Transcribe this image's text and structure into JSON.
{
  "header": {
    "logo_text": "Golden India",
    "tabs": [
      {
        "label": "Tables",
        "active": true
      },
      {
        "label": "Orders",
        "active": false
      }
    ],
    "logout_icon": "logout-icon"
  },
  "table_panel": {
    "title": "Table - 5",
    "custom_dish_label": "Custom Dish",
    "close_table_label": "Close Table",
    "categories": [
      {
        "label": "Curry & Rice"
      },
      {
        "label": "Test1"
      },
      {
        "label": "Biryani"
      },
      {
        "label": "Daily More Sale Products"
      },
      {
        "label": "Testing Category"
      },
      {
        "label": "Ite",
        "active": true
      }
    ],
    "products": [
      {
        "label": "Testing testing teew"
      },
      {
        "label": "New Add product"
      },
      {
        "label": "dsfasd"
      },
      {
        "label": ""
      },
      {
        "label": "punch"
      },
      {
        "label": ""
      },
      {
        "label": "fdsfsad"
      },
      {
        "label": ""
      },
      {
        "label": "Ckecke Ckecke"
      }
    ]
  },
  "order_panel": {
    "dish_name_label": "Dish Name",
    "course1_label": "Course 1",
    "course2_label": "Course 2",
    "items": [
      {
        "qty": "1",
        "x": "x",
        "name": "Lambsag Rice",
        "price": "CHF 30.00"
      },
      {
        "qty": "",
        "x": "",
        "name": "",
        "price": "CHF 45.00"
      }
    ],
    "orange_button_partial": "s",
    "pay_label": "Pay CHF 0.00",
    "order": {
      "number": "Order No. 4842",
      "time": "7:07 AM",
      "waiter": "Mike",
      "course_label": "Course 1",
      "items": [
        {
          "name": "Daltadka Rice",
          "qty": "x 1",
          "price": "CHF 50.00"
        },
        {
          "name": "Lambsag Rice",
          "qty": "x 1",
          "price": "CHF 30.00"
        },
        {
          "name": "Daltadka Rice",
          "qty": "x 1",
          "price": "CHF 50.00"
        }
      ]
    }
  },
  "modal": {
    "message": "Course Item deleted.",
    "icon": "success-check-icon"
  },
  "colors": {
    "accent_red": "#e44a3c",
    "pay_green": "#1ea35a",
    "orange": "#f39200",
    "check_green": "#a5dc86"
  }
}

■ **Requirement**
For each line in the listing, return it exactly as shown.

■ **The answer**
Transcribe this image's text and structure into JSON.
{
  "header": {
    "logo_text": "Golden India",
    "tabs": [
      {
        "label": "Tables",
        "active": true
      },
      {
        "label": "Orders",
        "active": false
      }
    ],
    "logout_icon": "logout-icon"
  },
  "table_panel": {
    "title": "Table - 5",
    "custom_dish_label": "Custom Dish",
    "close_table_label": "Close Table",
    "categories": [
      {
        "label": "Curry & Rice"
      },
      {
        "label": "Test1"
      },
      {
        "label": "Biryani"
      },
      {
        "label": "Daily More Sale Products"
      },
      {
        "label": "Testing Category"
      },
      {
        "label": "Ite",
        "active": true
      }
    ],
    "products": [
      {
        "label": "Testing testing teew"
      },
      {
        "label": "New Add product"
      },
      {
        "label": "dsfasd"
      },
      {
        "label": ""
      },
      {
        "label": "punch"
      },
      {
        "label": ""
      },
      {
        "label": "fdsfsad"
      },
      {
        "label": ""
      },
      {
        "label": "Ckecke Ckecke"
      }
    ]
  },
  "order_panel": {
    "dish_name_label": "Dish Name",
    "course1_label": "Course 1",
    "course2_label": "Course 2",
    "items": [
      {
        "qty": "1",
        "x": "x",
        "name": "Lambsag Rice",
        "price": "CHF 30.00"
      },
      {
        "qty": "",
        "x": "",
        "name": "",
        "price": "CHF 45.00"
      }
    ],
    "orange_button_partial": "s",
    "pay_label": "Pay CHF 0.00",
    "order": {
      "number": "Order No. 4842",
      "time": "7:07 AM",
      "waiter": "Mike",
      "course_label": "Course 1",
      "items": [
        {
          "name": "Daltadka Rice",
          "qty": "x 1",
          "price": "CHF 50.00"
        },
        {
          "name": "Lambsag Rice",
          "qty": "x 1",
          "price": "CHF 30.00"
        },
        {
          "name": "Daltadka Rice",
          "qty": "x 1",
          "price": "CHF 50.00"
        }
      ]
    }
  },
  "modal": {
    "message": "Course Item deleted.",
    "icon": "success-check-icon"
  },
  "colors": {
    "accent_red": "#e44a3c",
    "pay_green": "#1ea35a",
    "orange": "#f39200",
    "check_green": "#a5dc86"
  }
}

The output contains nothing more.